>>>>

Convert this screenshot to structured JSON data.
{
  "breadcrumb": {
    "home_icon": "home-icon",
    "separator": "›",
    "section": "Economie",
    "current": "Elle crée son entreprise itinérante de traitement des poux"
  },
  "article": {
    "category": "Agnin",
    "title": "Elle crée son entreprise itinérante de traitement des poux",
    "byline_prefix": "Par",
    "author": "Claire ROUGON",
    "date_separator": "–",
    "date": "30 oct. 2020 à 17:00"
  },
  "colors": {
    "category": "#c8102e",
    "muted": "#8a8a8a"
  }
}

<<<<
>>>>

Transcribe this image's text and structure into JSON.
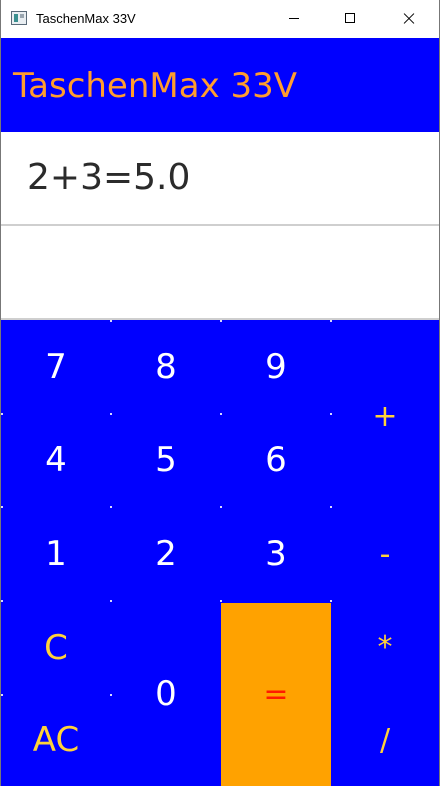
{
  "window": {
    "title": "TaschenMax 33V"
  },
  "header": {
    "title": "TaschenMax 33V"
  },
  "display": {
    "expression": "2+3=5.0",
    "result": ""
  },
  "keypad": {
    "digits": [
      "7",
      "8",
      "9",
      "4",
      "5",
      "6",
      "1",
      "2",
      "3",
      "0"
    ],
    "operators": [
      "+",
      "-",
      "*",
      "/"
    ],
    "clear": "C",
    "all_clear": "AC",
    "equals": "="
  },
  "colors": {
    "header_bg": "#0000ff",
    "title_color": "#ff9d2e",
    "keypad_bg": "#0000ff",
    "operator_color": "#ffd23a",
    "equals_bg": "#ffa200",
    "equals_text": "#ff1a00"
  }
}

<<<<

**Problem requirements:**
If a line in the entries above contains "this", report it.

**Task response:**
Convert this screenshot to structured JSON data.
Transcribe this image's text and structure into JSON.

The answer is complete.